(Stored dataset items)
☆ ☆ ☆ ☆ ☆ ☆ ☆

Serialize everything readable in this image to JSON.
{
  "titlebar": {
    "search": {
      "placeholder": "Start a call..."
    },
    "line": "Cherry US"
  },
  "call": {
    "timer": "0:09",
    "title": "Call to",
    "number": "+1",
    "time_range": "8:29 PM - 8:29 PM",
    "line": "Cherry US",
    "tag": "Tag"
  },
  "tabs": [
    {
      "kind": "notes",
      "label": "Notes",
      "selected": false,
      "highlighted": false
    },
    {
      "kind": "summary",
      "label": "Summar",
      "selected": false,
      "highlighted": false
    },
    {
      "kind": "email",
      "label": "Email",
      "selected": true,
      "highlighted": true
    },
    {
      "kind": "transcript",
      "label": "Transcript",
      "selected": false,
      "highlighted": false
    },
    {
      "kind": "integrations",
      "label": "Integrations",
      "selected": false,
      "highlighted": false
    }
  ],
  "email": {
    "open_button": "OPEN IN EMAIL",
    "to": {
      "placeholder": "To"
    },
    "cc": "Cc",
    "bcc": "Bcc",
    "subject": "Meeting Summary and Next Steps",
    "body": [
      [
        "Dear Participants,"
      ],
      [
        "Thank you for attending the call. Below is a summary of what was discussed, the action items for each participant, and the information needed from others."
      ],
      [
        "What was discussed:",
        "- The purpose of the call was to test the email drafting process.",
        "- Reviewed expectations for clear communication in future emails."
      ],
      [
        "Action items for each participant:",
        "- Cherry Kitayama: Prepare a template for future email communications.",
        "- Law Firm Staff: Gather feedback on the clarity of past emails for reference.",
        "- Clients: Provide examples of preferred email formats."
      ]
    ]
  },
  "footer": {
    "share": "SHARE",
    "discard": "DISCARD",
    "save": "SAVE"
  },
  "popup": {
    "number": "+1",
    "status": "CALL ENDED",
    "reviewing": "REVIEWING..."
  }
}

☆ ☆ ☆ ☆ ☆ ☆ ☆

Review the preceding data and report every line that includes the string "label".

      "label": "Notes",
      "label": "Summar",
      "label": "Email",
      "label": "Transcript",
      "label": "Integrations",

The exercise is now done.